## Source material:

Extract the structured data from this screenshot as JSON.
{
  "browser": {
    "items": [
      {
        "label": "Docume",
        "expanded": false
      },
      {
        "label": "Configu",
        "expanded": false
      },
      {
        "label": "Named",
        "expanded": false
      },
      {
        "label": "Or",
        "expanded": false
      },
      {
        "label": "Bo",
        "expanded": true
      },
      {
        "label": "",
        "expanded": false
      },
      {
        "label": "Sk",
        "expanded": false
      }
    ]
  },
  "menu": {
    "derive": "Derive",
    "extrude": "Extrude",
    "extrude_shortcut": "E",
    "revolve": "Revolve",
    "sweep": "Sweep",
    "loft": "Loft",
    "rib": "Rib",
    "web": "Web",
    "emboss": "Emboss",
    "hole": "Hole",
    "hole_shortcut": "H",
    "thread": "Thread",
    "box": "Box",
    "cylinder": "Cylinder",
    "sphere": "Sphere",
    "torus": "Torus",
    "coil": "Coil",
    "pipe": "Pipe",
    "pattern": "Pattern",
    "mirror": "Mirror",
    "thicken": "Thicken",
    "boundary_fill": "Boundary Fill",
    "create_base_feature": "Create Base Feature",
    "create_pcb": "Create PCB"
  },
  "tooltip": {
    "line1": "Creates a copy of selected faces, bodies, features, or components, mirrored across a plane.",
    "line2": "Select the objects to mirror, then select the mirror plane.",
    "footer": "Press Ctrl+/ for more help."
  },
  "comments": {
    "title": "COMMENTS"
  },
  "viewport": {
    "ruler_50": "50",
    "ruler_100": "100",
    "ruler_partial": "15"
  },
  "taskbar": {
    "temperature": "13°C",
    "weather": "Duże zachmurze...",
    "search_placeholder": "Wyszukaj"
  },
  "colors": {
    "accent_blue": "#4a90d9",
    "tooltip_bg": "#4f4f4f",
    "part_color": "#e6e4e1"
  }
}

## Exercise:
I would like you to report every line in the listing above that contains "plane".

## Result for this exercise:
    "line1": "Creates a copy of selected faces, bodies, features, or components, mirrored across a plane.",
    "line2": "Select the objects to mirror, then select the mirror plane.",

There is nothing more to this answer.